▶ **Activity**: Output all records below verbatim.

▶ **Excerpted records**:

--- START ---

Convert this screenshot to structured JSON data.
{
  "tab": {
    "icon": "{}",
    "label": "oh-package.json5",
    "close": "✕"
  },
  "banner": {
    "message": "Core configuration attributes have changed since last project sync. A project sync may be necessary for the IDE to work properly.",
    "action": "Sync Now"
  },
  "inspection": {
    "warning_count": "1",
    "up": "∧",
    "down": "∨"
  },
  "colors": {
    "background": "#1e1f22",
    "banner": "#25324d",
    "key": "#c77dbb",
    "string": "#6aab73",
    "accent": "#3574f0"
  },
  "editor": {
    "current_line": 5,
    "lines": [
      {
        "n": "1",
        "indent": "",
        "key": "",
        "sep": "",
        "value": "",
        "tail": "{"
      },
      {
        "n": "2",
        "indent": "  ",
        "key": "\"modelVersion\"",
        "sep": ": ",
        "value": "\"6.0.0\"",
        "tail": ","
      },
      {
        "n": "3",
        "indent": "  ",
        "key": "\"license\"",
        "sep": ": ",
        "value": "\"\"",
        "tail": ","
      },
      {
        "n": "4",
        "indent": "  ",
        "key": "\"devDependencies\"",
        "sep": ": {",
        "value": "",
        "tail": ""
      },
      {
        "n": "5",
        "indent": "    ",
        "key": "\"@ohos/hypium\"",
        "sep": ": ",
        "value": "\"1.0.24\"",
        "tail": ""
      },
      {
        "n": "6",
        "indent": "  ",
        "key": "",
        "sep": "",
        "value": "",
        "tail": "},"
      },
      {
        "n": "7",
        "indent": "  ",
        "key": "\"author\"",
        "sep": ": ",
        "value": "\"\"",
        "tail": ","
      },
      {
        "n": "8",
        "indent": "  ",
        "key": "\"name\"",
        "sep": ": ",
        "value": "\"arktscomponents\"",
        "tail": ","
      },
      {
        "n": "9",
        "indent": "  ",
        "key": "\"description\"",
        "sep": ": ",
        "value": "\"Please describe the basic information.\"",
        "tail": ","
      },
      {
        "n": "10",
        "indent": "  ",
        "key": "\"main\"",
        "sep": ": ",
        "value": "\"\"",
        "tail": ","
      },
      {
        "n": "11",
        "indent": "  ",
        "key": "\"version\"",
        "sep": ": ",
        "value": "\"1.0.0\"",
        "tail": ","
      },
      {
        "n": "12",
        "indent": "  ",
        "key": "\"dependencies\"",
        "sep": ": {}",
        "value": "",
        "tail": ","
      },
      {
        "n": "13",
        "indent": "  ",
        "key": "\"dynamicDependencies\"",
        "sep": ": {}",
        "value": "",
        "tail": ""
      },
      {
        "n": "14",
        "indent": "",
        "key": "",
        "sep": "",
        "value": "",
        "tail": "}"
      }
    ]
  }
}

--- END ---

▶ **Reply to the exercise**:
Convert this screenshot to structured JSON data.
{
  "tab": {
    "icon": "{}",
    "label": "oh-package.json5",
    "close": "✕"
  },
  "banner": {
    "message": "Core configuration attributes have changed since last project sync. A project sync may be necessary for the IDE to work properly.",
    "action": "Sync Now"
  },
  "inspection": {
    "warning_count": "1",
    "up": "∧",
    "down": "∨"
  },
  "colors": {
    "background": "#1e1f22",
    "banner": "#25324d",
    "key": "#c77dbb",
    "string": "#6aab73",
    "accent": "#3574f0"
  },
  "editor": {
    "current_line": 5,
    "lines": [
      {
        "n": "1",
        "indent": "",
        "key": "",
        "sep": "",
        "value": "",
        "tail": "{"
      },
      {
        "n": "2",
        "indent": "  ",
        "key": "\"modelVersion\"",
        "sep": ": ",
        "value": "\"6.0.0\"",
        "tail": ","
      },
      {
        "n": "3",
        "indent": "  ",
        "key": "\"license\"",
        "sep": ": ",
        "value": "\"\"",
        "tail": ","
      },
      {
        "n": "4",
        "indent": "  ",
        "key": "\"devDependencies\"",
        "sep": ": {",
        "value": "",
        "tail": ""
      },
      {
        "n": "5",
        "indent": "    ",
        "key": "\"@ohos/hypium\"",
        "sep": ": ",
        "value": "\"1.0.24\"",
        "tail": ""
      },
      {
        "n": "6",
        "indent": "  ",
        "key": "",
        "sep": "",
        "value": "",
        "tail": "},"
      },
      {
        "n": "7",
        "indent": "  ",
        "key": "\"author\"",
        "sep": ": ",
        "value": "\"\"",
        "tail": ","
      },
      {
        "n": "8",
        "indent": "  ",
        "key": "\"name\"",
        "sep": ": ",
        "value": "\"arktscomponents\"",
        "tail": ","
      },
      {
        "n": "9",
        "indent": "  ",
        "key": "\"description\"",
        "sep": ": ",
        "value": "\"Please describe the basic information.\"",
        "tail": ","
      },
      {
        "n": "10",
        "indent": "  ",
        "key": "\"main\"",
        "sep": ": ",
        "value": "\"\"",
        "tail": ","
      },
      {
        "n": "11",
        "indent": "  ",
        "key": "\"version\"",
        "sep": ": ",
        "value": "\"1.0.0\"",
        "tail": ","
      },
      {
        "n": "12",
        "indent": "  ",
        "key": "\"dependencies\"",
        "sep": ": {}",
        "value": "",
        "tail": ","
      },
      {
        "n": "13",
        "indent": "  ",
        "key": "\"dynamicDependencies\"",
        "sep": ": {}",
        "value": "",
        "tail": ""
      },
      {
        "n": "14",
        "indent": "",
        "key": "",
        "sep": "",
        "value": "",
        "tail": "}"
      }
    ]
  }
}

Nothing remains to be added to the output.